Task data:
* * * * * * * * *
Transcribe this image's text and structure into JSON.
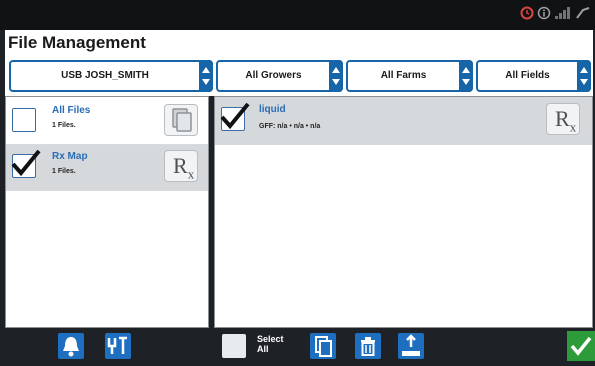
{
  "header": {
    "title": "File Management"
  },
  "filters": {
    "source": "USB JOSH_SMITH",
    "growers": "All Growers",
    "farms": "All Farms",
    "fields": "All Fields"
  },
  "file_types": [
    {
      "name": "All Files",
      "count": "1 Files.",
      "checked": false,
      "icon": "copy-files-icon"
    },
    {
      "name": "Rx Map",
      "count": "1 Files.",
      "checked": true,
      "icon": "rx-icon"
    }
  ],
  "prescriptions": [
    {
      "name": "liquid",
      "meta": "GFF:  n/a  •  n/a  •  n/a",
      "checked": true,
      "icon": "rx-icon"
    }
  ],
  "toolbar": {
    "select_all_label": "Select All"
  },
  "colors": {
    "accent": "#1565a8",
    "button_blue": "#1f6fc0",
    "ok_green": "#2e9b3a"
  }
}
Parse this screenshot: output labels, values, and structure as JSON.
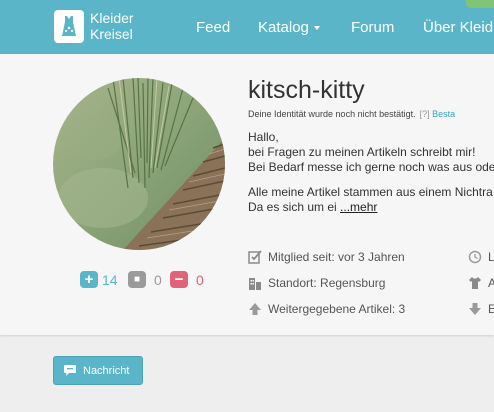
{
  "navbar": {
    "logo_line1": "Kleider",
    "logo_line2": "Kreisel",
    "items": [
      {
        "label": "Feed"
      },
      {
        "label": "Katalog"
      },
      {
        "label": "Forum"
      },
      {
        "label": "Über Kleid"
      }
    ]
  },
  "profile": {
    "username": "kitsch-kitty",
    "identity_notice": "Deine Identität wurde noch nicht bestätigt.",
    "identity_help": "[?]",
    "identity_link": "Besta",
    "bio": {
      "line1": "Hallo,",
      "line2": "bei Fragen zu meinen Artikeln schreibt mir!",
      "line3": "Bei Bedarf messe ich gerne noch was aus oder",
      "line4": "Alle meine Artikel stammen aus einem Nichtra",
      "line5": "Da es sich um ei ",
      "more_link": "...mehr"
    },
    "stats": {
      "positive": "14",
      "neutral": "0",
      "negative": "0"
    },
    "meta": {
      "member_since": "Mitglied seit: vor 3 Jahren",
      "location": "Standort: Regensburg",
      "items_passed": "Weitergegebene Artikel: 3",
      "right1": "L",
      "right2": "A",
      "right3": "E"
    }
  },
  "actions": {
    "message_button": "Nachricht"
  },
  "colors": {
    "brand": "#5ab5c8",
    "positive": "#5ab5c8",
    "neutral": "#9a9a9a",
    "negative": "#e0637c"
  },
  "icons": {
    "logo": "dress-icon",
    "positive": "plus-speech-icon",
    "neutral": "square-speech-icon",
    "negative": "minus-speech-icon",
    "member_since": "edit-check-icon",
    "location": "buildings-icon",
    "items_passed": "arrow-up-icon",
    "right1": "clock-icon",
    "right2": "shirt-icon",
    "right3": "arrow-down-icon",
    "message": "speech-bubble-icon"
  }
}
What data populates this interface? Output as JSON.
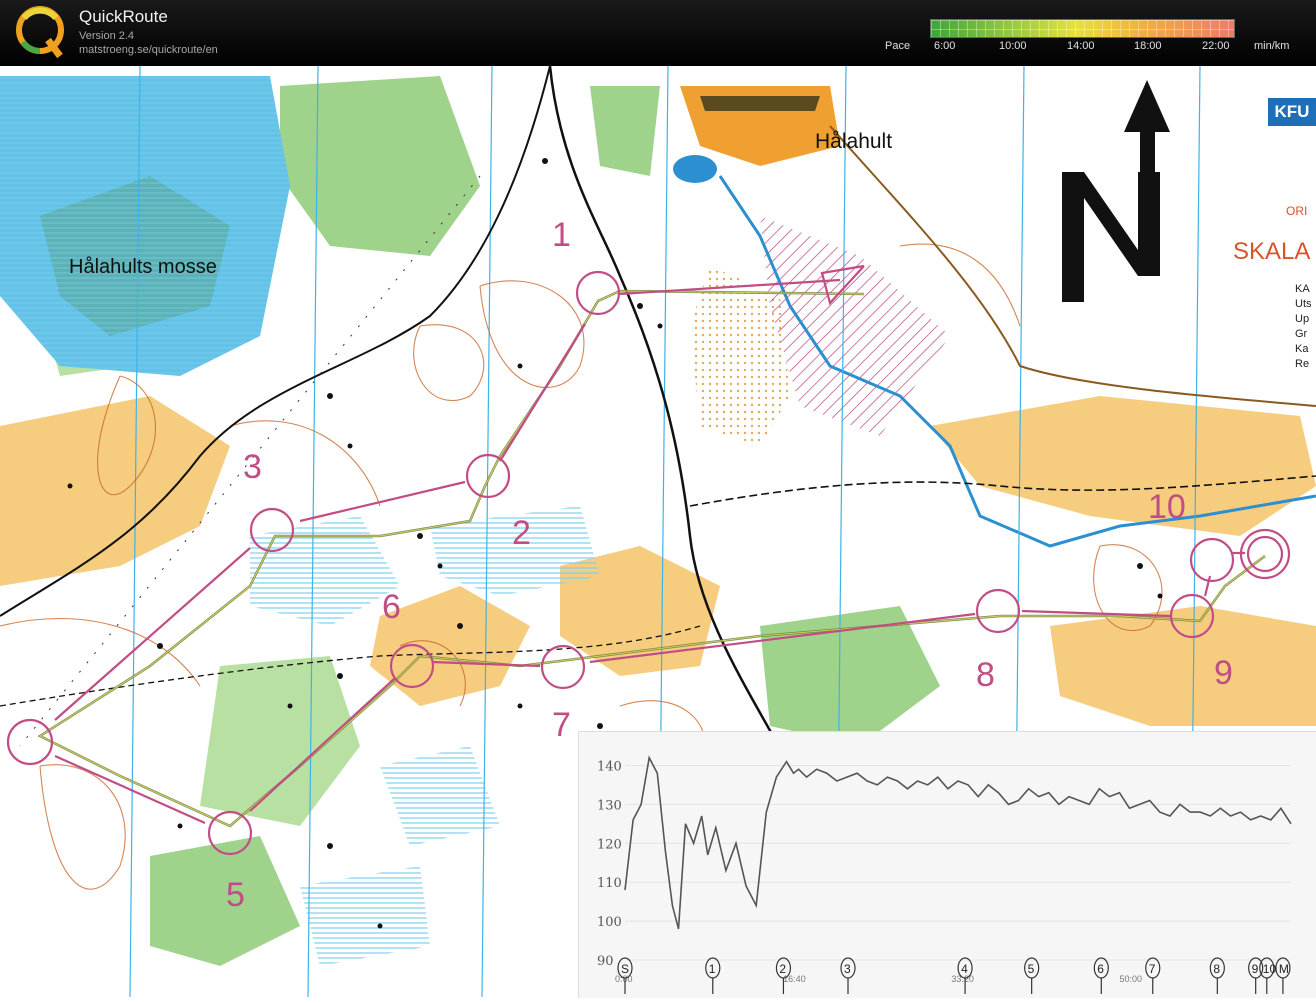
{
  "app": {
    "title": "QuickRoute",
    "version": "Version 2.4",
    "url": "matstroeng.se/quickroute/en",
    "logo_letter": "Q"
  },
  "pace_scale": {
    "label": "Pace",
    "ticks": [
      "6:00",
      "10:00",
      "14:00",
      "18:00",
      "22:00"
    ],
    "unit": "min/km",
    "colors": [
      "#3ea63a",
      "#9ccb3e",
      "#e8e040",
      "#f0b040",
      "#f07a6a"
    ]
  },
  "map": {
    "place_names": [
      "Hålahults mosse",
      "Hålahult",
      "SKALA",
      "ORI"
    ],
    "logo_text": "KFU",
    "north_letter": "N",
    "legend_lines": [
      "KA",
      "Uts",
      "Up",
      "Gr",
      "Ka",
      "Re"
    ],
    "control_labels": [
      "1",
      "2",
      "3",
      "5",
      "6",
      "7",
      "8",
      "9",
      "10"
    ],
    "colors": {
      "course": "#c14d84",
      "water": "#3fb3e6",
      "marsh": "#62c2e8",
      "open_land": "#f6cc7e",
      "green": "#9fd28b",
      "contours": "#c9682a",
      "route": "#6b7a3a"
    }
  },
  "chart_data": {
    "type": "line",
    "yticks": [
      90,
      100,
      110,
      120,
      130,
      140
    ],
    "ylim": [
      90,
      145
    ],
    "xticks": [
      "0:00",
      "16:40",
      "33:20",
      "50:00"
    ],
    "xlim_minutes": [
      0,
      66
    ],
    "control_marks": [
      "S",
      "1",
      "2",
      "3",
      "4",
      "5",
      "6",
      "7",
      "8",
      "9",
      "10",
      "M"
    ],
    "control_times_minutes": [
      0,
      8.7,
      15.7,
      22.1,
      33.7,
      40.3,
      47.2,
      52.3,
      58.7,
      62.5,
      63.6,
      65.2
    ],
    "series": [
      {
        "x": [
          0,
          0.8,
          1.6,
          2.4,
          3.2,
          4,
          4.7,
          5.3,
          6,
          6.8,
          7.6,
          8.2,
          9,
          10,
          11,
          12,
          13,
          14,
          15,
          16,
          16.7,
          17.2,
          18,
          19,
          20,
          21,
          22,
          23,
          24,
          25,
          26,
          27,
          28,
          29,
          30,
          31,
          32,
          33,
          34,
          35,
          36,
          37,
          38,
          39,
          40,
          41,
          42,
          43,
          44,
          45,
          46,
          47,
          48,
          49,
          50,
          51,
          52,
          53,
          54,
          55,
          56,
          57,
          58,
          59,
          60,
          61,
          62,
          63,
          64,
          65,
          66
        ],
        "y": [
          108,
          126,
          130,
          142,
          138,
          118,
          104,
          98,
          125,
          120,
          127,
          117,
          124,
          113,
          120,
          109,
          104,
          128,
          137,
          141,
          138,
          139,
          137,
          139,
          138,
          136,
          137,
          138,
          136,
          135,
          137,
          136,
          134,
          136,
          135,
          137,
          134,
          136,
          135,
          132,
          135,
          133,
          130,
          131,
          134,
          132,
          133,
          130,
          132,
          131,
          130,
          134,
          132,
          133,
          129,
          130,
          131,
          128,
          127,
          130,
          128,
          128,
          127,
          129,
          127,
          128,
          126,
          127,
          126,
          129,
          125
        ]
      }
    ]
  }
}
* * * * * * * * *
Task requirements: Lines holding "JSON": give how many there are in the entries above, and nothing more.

Response to this task: 3